The rich young ruler that came to Jesus was such a person. He had indeed been diligent in studying the Law off Moses and in carrying out its commands, but he lacked something. He didn’t know what it was, but he sensed there was something missing.
So, he came to Jesus for an answer, however, when he got the answer he was not willing to receive it so he went away, the Scriptures tell us, sorrowful for he had great possessions. He believed that all of his diligent adhering to the law had resulted in his great wealth and acquisition of stuff. He wanted Jesus to commend him and affirm his good works, but Jesus told him he lacked something. He needed to go his way, sell all he had and give to the poor. What wisdom was trying to teach him was that he lacked the heart of generosity and compassion that would bring him eternal life.
He needed to sell all that he had and give to the poor. That was the answer to his question, that his what he asked to know, but he didn’t want to exercise the wisdom to attain it. He probably thought by giving to the poor he would then, become poor and be left with nothing. So, he went away sorrowful.
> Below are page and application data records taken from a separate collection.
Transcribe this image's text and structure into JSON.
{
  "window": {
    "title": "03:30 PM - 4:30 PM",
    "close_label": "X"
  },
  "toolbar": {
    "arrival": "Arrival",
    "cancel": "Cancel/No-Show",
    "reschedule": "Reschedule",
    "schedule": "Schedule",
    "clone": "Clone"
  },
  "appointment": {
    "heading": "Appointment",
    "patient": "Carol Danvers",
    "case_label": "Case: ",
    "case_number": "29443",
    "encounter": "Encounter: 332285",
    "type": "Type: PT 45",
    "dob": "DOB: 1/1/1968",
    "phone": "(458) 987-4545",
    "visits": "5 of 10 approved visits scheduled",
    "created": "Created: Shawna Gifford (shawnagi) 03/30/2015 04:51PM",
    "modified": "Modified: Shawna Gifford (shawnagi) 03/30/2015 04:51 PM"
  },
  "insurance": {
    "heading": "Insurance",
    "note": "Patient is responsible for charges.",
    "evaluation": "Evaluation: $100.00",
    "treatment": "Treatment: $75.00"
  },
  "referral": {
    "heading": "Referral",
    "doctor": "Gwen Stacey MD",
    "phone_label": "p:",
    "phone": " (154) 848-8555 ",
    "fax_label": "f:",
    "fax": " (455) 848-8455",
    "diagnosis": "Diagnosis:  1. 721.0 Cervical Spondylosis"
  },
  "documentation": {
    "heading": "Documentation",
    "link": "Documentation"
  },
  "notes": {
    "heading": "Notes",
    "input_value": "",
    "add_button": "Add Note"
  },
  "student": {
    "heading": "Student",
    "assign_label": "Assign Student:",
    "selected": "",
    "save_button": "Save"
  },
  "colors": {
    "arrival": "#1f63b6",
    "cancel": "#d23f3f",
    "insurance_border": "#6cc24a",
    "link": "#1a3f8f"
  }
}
What he would have discovered if he had been obedient to the instruction of the Good Teacher, he would have gained more than he could have ever imagined, because his giving would have resulted in him receiving multiplied blessings. Long before it was written he would have experienced what is written for us in Luke 6:38 and 2 Corinthians 9:6-15.
Giving results in receiving and abundant giving results in abundant receiving.
So the first lesson is to be willing to hear and to heed instruction. On the face of it we might think it’s not what we want to do, but the wisdom from above, like all spiritual things, must be received by faith first then the reward comes after obedience. The choice is always ours to hear, to believe and then to receive. This is the pathway of wisdom.